‘The Biden administration is off to a very rocky start,’ Fox News host says
- Associated Press
The words of Donald Trump supporters who are accused of participating in the deadly U.S. Capitol riot may end up being used against him in his Senate impeachment trial as he faces the charge of inciting a violent insurrection. At least five supporters facing federal charges have suggested they were taking orders from the then-president when they marched on Capitol Hill on Jan. 6 to challenge the certification of Joe Biden's election win.

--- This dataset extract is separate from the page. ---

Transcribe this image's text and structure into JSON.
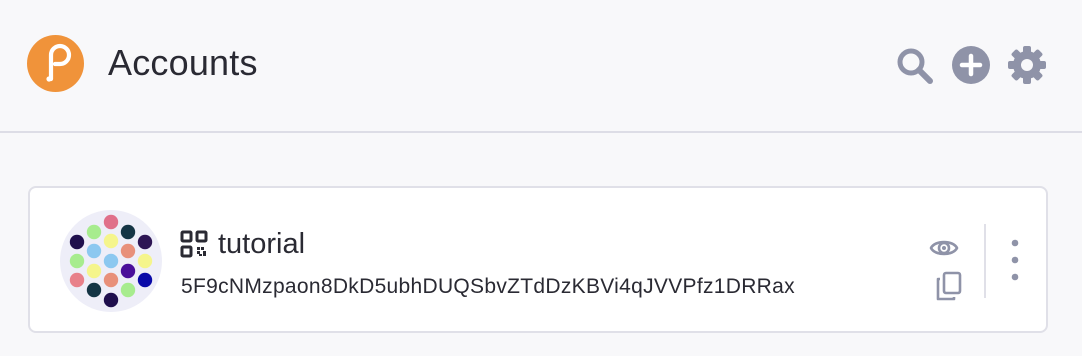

Jacob Chansley, the Arizona man photographed on the dais in the Senate who was shirtless and wore face paint and a furry hat with horns, has similarly pointed a finger at Trump.
- Architectural Digest

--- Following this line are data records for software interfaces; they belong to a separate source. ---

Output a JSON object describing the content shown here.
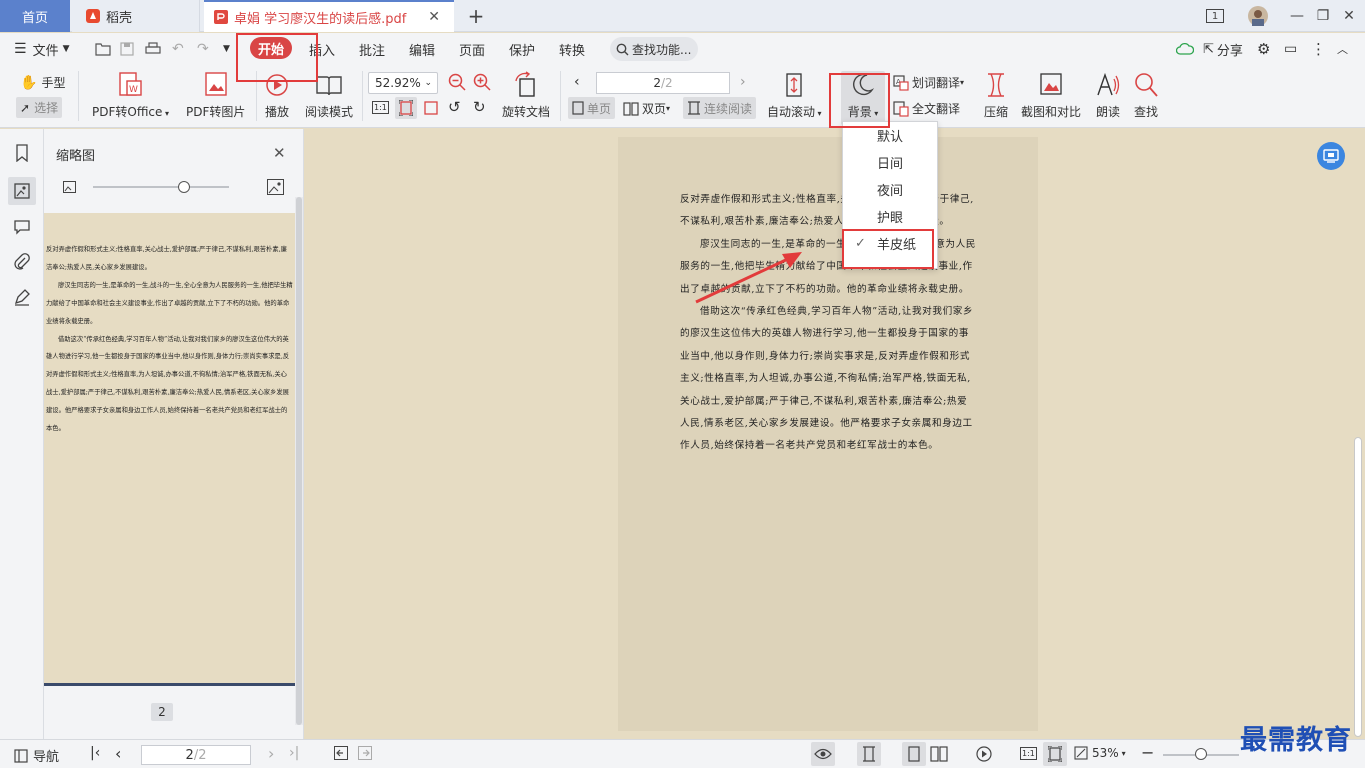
{
  "tabs": {
    "home": "首页",
    "daoke": "稻壳",
    "doc": "卓娟 学习廖汉生的读后感.pdf"
  },
  "window": {
    "page_count_badge": "1"
  },
  "menu": {
    "file": "文件",
    "items": [
      "开始",
      "插入",
      "批注",
      "编辑",
      "页面",
      "保护",
      "转换"
    ],
    "search": "查找功能...",
    "share": "分享"
  },
  "toolbar": {
    "hand": "手型",
    "select": "选择",
    "pdf_to_office": "PDF转Office",
    "pdf_to_image": "PDF转图片",
    "play": "播放",
    "read_mode": "阅读模式",
    "zoom": "52.92%",
    "actual_size": "1:1",
    "rotate_doc": "旋转文档",
    "page_current": "2",
    "page_total": "/2",
    "single_page": "单页",
    "double_page": "双页",
    "continuous": "连续阅读",
    "auto_scroll": "自动滚动",
    "background": "背景",
    "word_translate": "划词翻译",
    "full_translate": "全文翻译",
    "compress": "压缩",
    "screenshot_compare": "截图和对比",
    "read_aloud": "朗读",
    "find": "查找"
  },
  "background_menu": {
    "items": [
      "默认",
      "日间",
      "夜间",
      "护眼",
      "羊皮纸"
    ],
    "checked": "羊皮纸"
  },
  "thumbnail_panel": {
    "title": "缩略图",
    "page_badge": "2"
  },
  "document": {
    "paragraphs": [
      {
        "indent": false,
        "text": "反对弄虚作假和形式主义;性格直率,关心战士,爱护部属;严于律己,不谋私利,艰苦朴素,廉洁奉公;热爱人民,关心家乡发展建设。"
      },
      {
        "indent": true,
        "text": "廖汉生同志的一生,是革命的一生,战斗的一生,全心全意为人民服务的一生,他把毕生精力献给了中国革命和社会主义建设事业,作出了卓越的贡献,立下了不朽的功勋。他的革命业绩将永载史册。"
      },
      {
        "indent": true,
        "text": "借助这次“传承红色经典,学习百年人物”活动,让我对我们家乡的廖汉生这位伟大的英雄人物进行学习,他一生都投身于国家的事业当中,他以身作则,身体力行;崇尚实事求是,反对弄虚作假和形式主义;性格直率,为人坦诚,办事公道,不徇私情;治军严格,铁面无私,关心战士,爱护部属;严于律己,不谋私利,艰苦朴素,廉洁奉公;热爱人民,情系老区,关心家乡发展建设。他严格要求子女亲属和身边工作人员,始终保持着一名老共产党员和老红军战士的本色。"
      }
    ]
  },
  "status": {
    "nav": "导航",
    "page_current": "2",
    "page_total": "/2",
    "zoom": "53%",
    "actual_size": "1:1"
  },
  "watermark": "最需教育",
  "colors": {
    "accent": "#5b81cc",
    "start_button": "#d94545",
    "highlight": "#e23b3b",
    "parchment": "#e6dcc3"
  }
}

- NBC News
Biden's acting attorney general signed off on reassigning prosecutor who objected to family separations
The incident would have made Wilkinson aware families were being separated long before the Texas pilot program for zero tolerance was known to the public.

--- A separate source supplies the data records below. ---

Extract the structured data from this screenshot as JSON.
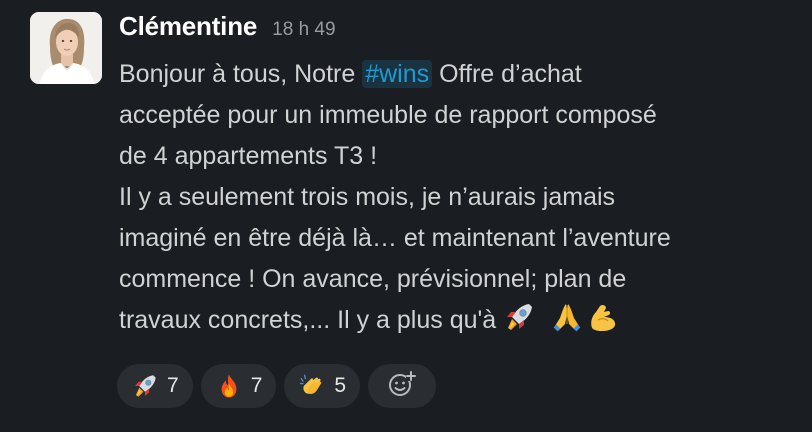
{
  "message": {
    "author": "Clémentine",
    "timestamp": "18 h 49",
    "lines": [
      {
        "pre": "Bonjour à tous, Notre ",
        "hashtag": "#wins",
        "post": " Offre d’achat"
      },
      "acceptée pour un immeuble de rapport composé",
      "de 4 appartements T3 !",
      "Il y a seulement trois mois, je n’aurais jamais",
      "imaginé en être déjà là… et maintenant l’aventure",
      "commence ! On avance, prévisionnel; plan de",
      "travaux concrets,... Il y a plus qu'à"
    ],
    "inline_emojis": [
      "rocket-icon",
      "folded-hands-icon",
      "flexed-biceps-icon"
    ]
  },
  "reactions": [
    {
      "emoji": "rocket-icon",
      "count": "7"
    },
    {
      "emoji": "fire-icon",
      "count": "7"
    },
    {
      "emoji": "clapping-hands-icon",
      "count": "5"
    }
  ],
  "add_reaction": {
    "icon": "add-reaction-icon"
  },
  "colors": {
    "background": "#1a1d21",
    "text": "#d1d2d3",
    "author": "#ffffff",
    "timestamp": "#9a9b9d",
    "hashtag": "#1d9bd1",
    "reaction_bg": "#2a2d31"
  }
}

- Yahoo News Video
During a White House briefing on Friday, press secretary Jen Psaki announced the Biden administration’s plans to fight violent extremism in the U.S.
- The Telegraph
Joe Biden is considering turning to Hollywood for his next British ambassador, according to UK officials who are working the phones to closely monitor his selection. Two top businessmen with a TV background are thought to be in contention for the London job, one of the plum assignments in the US diplomatic circuit. One is Jeffrey Katzenberg, the former chairman of Walt Disney Studios who is considered one of the most powerful men in the Los Angeles film scene. At Disney, Mr Katzenberg helped make hits like Aladdin and The Lion King. He later co-founded DreamWorks Animation, which produced Shrek and Kung Fu Panda. Mr Katzenberg hosted an event for Mr Biden during the presidential election campaign and gave $617,800 to the Biden Victory Fund. The second is David Cohen, who stepped down as senior executive vice-president of the telecoms giant Comcast this month, when the switch in US president took place.
- The Week
Norman Ornstein, a political scientist and emeritus scholar at the American Enterprise Institute, has been critical of Senate Minority Leader Mitch McConnell (R-Ky.) over the years, but he recently told The New Yorker's Jane Meyer that he was pleasantly surprised by how the senator has responded to former President Donald Trump in the wake of the deadly riot at the United States Capitol on Jan. 6. McConnell's comments have been "more forthright than I expected," Ornstein said. "Good for him!"Still, he doesn't consider the split with Trump a "genuine moral reckoning," Meyer writes. "There is no way that McConnell has had an epiphany and will now change his fundamental approach," Ornstein said. "He will always act ruthlessly when it serves his own interest."Other sources agreed, telling Meyer that McConnell's partnership with Trump was always self-serving. "Three years ago, I said he'd wait until Trump was an existential threat to the" GOP and "then cut him loose," Rep. John Yarmuth (D-Ky.), who has known McConnell for decades, said. "He's been furious with Trump for a long time. Many who know him have talked about how much he hates Trump." It was the promise of Republican judicial appointments that kept McConnell on board, Yarmuth said.McConnell also kept quiet for weeks while Trump pushed unfounded claims of widespread voter fraud in the presidential election because the Georgia Senate runoffs were still at stake, a former Trump administration official told Meyer.Chistopher Browning, a historian, suggested that McConnell was mostly freed up by Trump's defeat, which "opened an escape hatch" for him. "If Trump had won the election, Mitch would not be jumping ship," he said. Read more at The New Yorker.More stories from theweek.com 7 brutally funny cartoons about Trump's White House exit McConnell is already moving to strangle the Biden presidency Biden reeled in a record-breaking $145 million in 'dark money'